Only a Sinner was written and recorded some years before the First World War. Despite its rather plodding and mournful tune it is easy to imagine that religious hymns like this became popular again once men found themselves confronted by the horrors of modern warfare.
Marking the first Anzac Day in London
In April 1916, a year after the Anzac landings at Gallipoli, the first anniversary of the battle was observed in Australia, New Zealand and Britain. A grand memorial service was held at Westminster Abbey in London, attended by King George V and Queen Mary. Hundreds of New Zealand and Australian military personnel marched through the streets to the Abbey to attend the service.
Among them was Sydney-born Dr Agnes Bennett, who had been working in Egyptian hospitals treating the wounded from Gallipoli. Some 40 years later she recalled the experience in this excerpt from a radio ‘talk.’
'When the war is over, mother dear'
Though your heart is aching, mother dear
For your soldier boy never fear
I’ll come back some day, and kiss your tears away
When the war is over, mother dear

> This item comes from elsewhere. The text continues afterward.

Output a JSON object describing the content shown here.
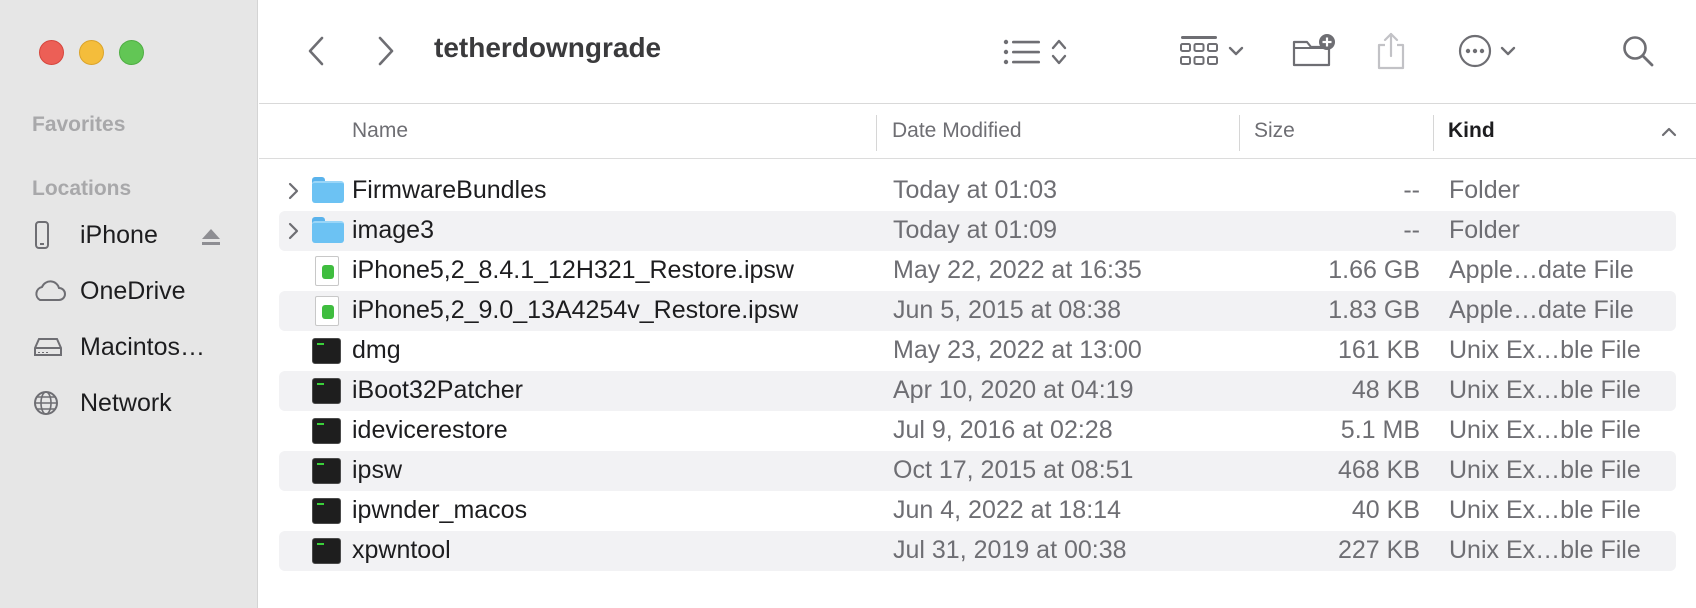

In this somewhat maudlin song, written and recorded in England in 1915, a soldier laments being far away from home and from his mother, and promises to return to her.